== The task ==
Each line of the records that holds the word "Breakpoints" should be copied out.

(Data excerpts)
'''
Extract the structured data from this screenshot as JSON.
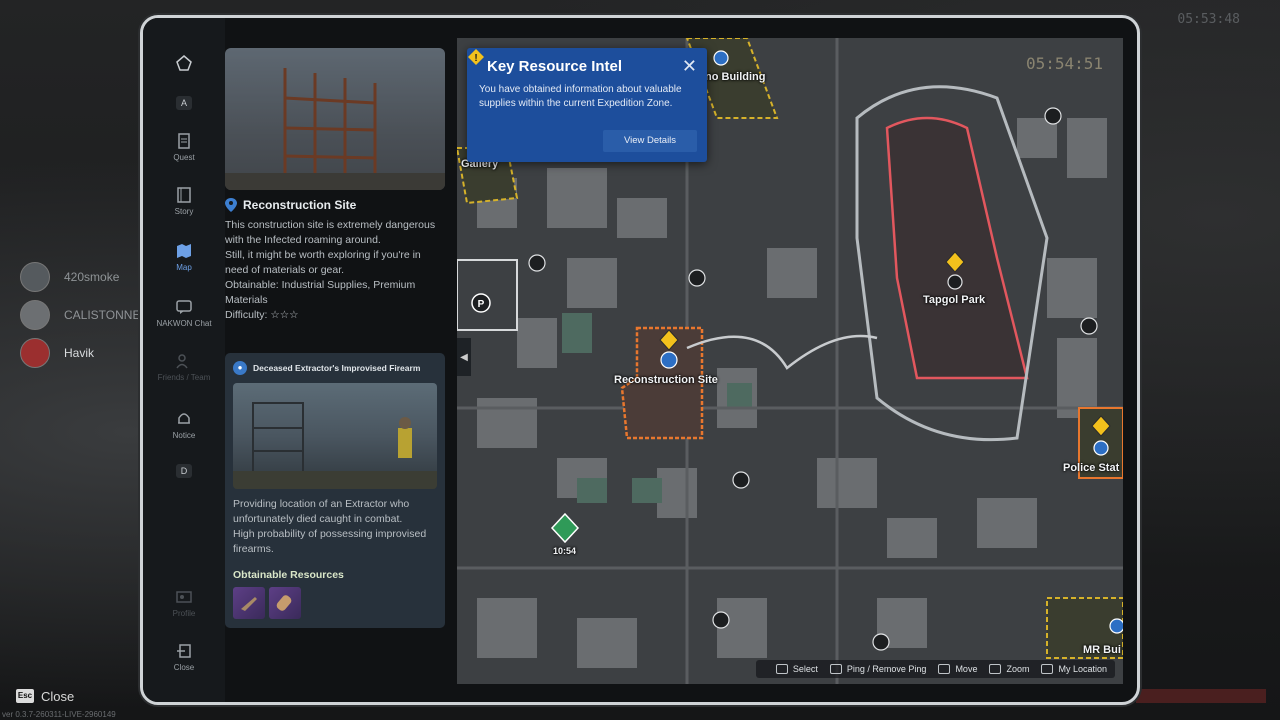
{
  "clock": "05:53:48",
  "players": [
    {
      "name": "420smoke",
      "active": false
    },
    {
      "name": "CALISTONNER",
      "active": false
    },
    {
      "name": "Havik",
      "active": true
    }
  ],
  "footer": {
    "esc_key": "Esc",
    "close_label": "Close",
    "version": "ver 0.3.7-260311-LIVE-2960149"
  },
  "rail": {
    "top_key": "A",
    "bottom_key": "D",
    "items": [
      {
        "label": "Quest",
        "icon": "quest-icon"
      },
      {
        "label": "Story",
        "icon": "book-icon"
      },
      {
        "label": "Map",
        "icon": "map-icon"
      },
      {
        "label": "NAKWON Chat",
        "icon": "chat-icon"
      },
      {
        "label": "Friends / Team",
        "icon": "people-icon"
      },
      {
        "label": "Notice",
        "icon": "bell-icon"
      },
      {
        "label": "Profile",
        "icon": "profile-icon"
      },
      {
        "label": "Close",
        "icon": "exit-icon"
      }
    ]
  },
  "site": {
    "title": "Reconstruction Site",
    "desc_lines": [
      "This construction site is extremely dangerous",
      "with the Infected roaming around.",
      "Still, it might be worth exploring if you're in",
      "need of materials or gear."
    ],
    "obtainable_line1": "Obtainable: Industrial Supplies, Premium",
    "obtainable_line2": "Materials",
    "difficulty": "Difficulty: ☆☆☆"
  },
  "card": {
    "title": "Deceased Extractor's Improvised Firearm",
    "text_lines": [
      "Providing location of an Extractor who",
      "unfortunately died caught in combat.",
      "High probability of possessing improvised",
      "firearms."
    ],
    "resources_title": "Obtainable Resources",
    "resources": [
      "firearm-icon",
      "ammo-icon"
    ]
  },
  "map": {
    "timer": "05:54:51",
    "labels": {
      "building": "no Building",
      "gallery": "Gallery",
      "park": "Tapgol Park",
      "site": "Reconstruction Site",
      "police": "Police Stat",
      "mr": "MR Bui",
      "extract_time": "10:54"
    },
    "popup": {
      "title": "Key Resource Intel",
      "body_line1": "You have obtained information about valuable",
      "body_line2": "supplies within the current Expedition Zone.",
      "button": "View Details"
    },
    "controls": [
      {
        "label": "Select"
      },
      {
        "label": "Ping / Remove Ping"
      },
      {
        "label": "Move"
      },
      {
        "label": "Zoom"
      },
      {
        "label": "My Location"
      }
    ]
  }
}
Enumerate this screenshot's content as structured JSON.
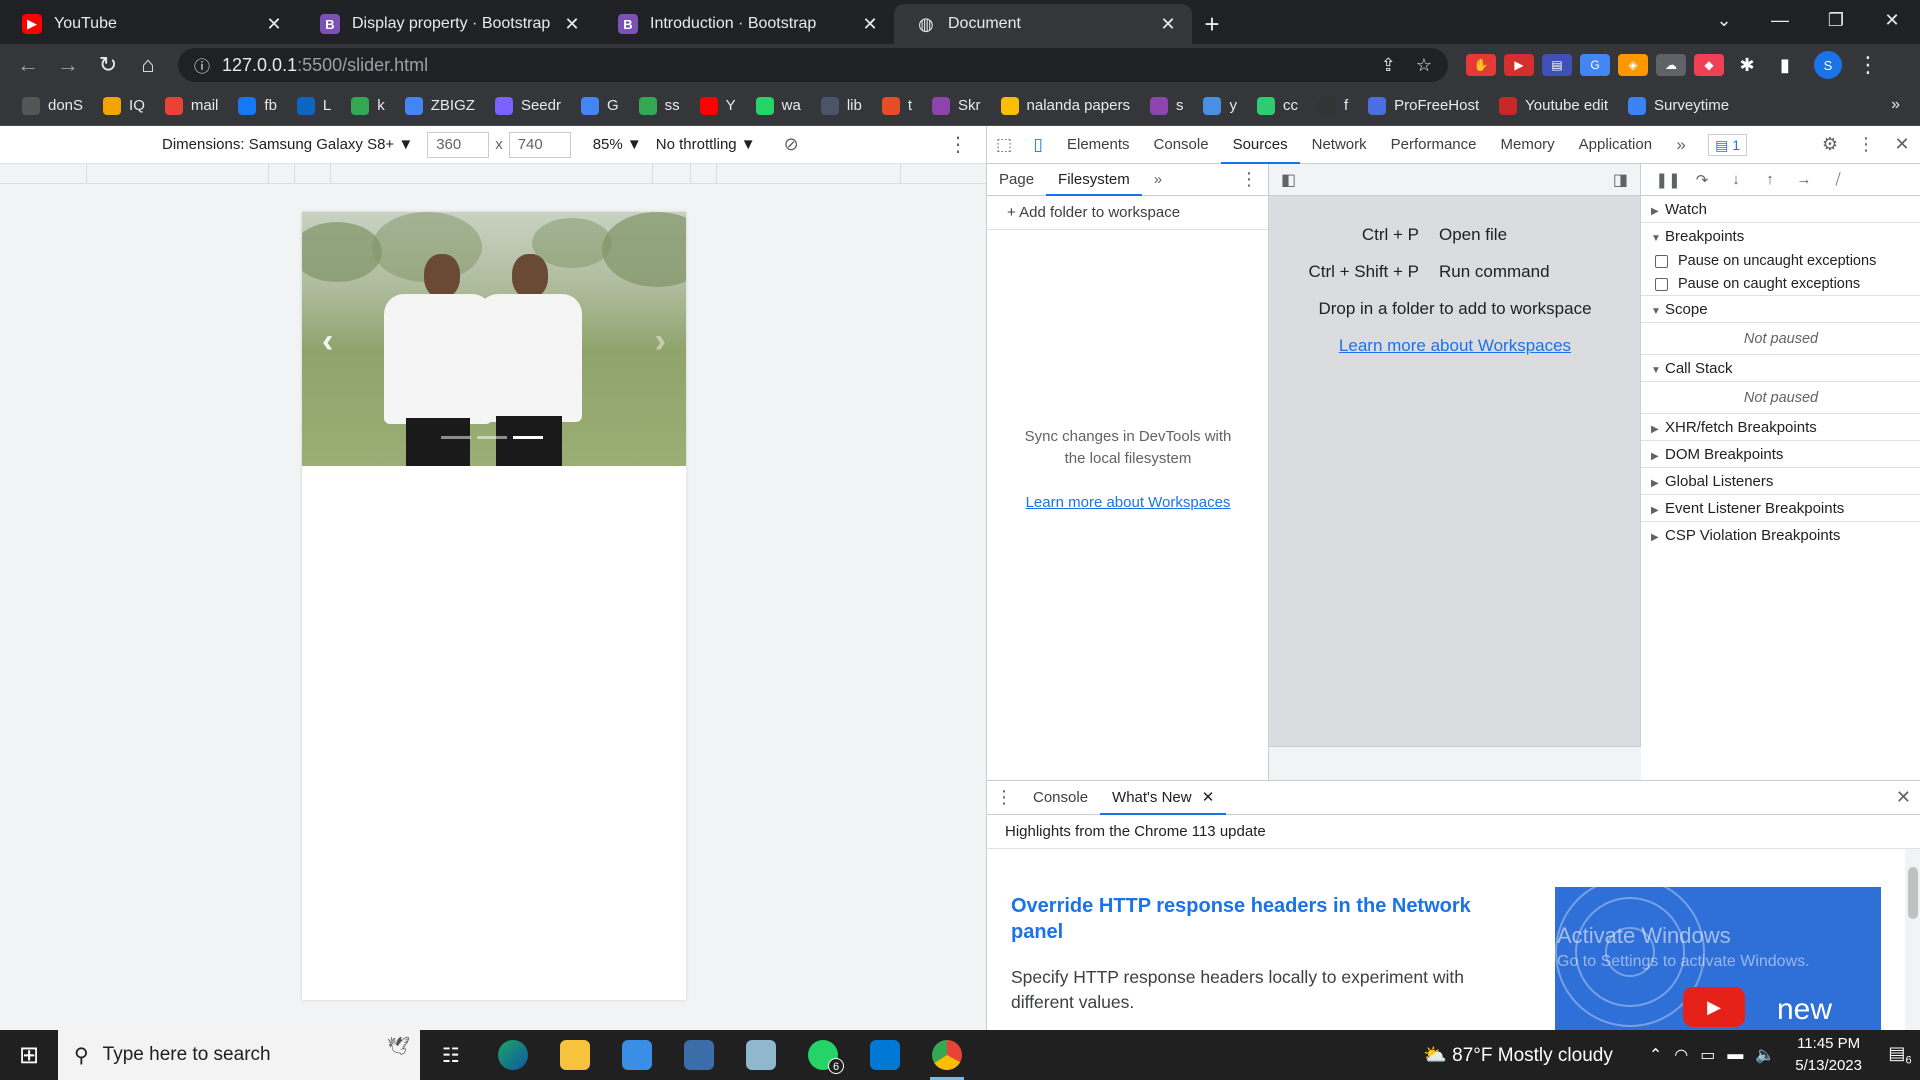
{
  "browser": {
    "tabs": [
      {
        "title": "YouTube",
        "favicon_color": "#ff0000",
        "favicon_glyph": "▶"
      },
      {
        "title": "Display property · Bootstrap",
        "favicon_color": "#7952b3",
        "favicon_glyph": "B"
      },
      {
        "title": "Introduction · Bootstrap",
        "favicon_color": "#7952b3",
        "favicon_glyph": "B"
      },
      {
        "title": "Document",
        "favicon_color": "#5f6368",
        "favicon_glyph": "◍"
      }
    ],
    "url_host": "127.0.0.1",
    "url_rest": ":5500/slider.html",
    "profile_initial": "S",
    "bookmarks": [
      "donS",
      "IQ",
      "mail",
      "fb",
      "L",
      "k",
      "ZBIGZ",
      "Seedr",
      "G",
      "ss",
      "Y",
      "wa",
      "lib",
      "t",
      "Skr",
      "nalanda papers",
      "s",
      "y",
      "cc",
      "f",
      "ProFreeHost",
      "Youtube edit",
      "Surveytime"
    ],
    "bookmark_colors": [
      "#555",
      "#f4a400",
      "#ea4335",
      "#1877f2",
      "#0a66c2",
      "#34a853",
      "#4285f4",
      "#7b61ff",
      "#4285f4",
      "#34a853",
      "#ff0000",
      "#25d366",
      "#4a5568",
      "#e44d26",
      "#8e44ad",
      "#fbbc04",
      "#8e44ad",
      "#4a90e2",
      "#2ecc71",
      "#333",
      "#4a6fe3",
      "#c62828",
      "#3b82f6"
    ]
  },
  "emulation": {
    "device": "Dimensions: Samsung Galaxy S8+ ▼",
    "width": "360",
    "height": "740",
    "times": "x",
    "zoom": "85% ▼",
    "throttling": "No throttling ▼"
  },
  "carousel": {
    "prev": "‹",
    "next": "›",
    "indicator_count": 3,
    "active_indicator": 3
  },
  "devtools": {
    "tabs": [
      "Elements",
      "Console",
      "Sources",
      "Network",
      "Performance",
      "Memory",
      "Application"
    ],
    "active_tab": "Sources",
    "issues_count": "1",
    "navigator_tabs": [
      "Page",
      "Filesystem"
    ],
    "add_folder": "Add folder to workspace",
    "sync_text_1": "Sync changes in DevTools with",
    "sync_text_2": "the local filesystem",
    "learn_more": "Learn more about Workspaces",
    "shortcuts": [
      {
        "keys": "Ctrl + P",
        "action": "Open file"
      },
      {
        "keys": "Ctrl + Shift + P",
        "action": "Run command"
      }
    ],
    "drop_text": "Drop in a folder to add to workspace",
    "debugger": {
      "watch": "Watch",
      "breakpoints": "Breakpoints",
      "pause_uncaught": "Pause on uncaught exceptions",
      "pause_caught": "Pause on caught exceptions",
      "scope": "Scope",
      "not_paused": "Not paused",
      "call_stack": "Call Stack",
      "not_paused_2": "Not paused",
      "xhr": "XHR/fetch Breakpoints",
      "dom": "DOM Breakpoints",
      "global": "Global Listeners",
      "event": "Event Listener Breakpoints",
      "csp": "CSP Violation Breakpoints"
    },
    "drawer": {
      "tabs": [
        "Console",
        "What's New"
      ],
      "highlights": "Highlights from the Chrome 113 update",
      "title": "Override HTTP response headers in the Network panel",
      "body": "Specify HTTP response headers locally to experiment with different values.",
      "thumb_new": "new",
      "watermark_1": "Activate Windows",
      "watermark_2": "Go to Settings to activate Windows."
    }
  },
  "taskbar": {
    "search_placeholder": "Type here to search",
    "weather": "87°F  Mostly cloudy",
    "time": "11:45 PM",
    "date": "5/13/2023",
    "whatsapp_badge": "6",
    "notif_badge": "6"
  }
}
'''
== Solution for this task ==
      "breakpoints": "Breakpoints",
      "xhr": "XHR/fetch Breakpoints",
      "dom": "DOM Breakpoints",
      "event": "Event Listener Breakpoints",
      "csp": "CSP Violation Breakpoints"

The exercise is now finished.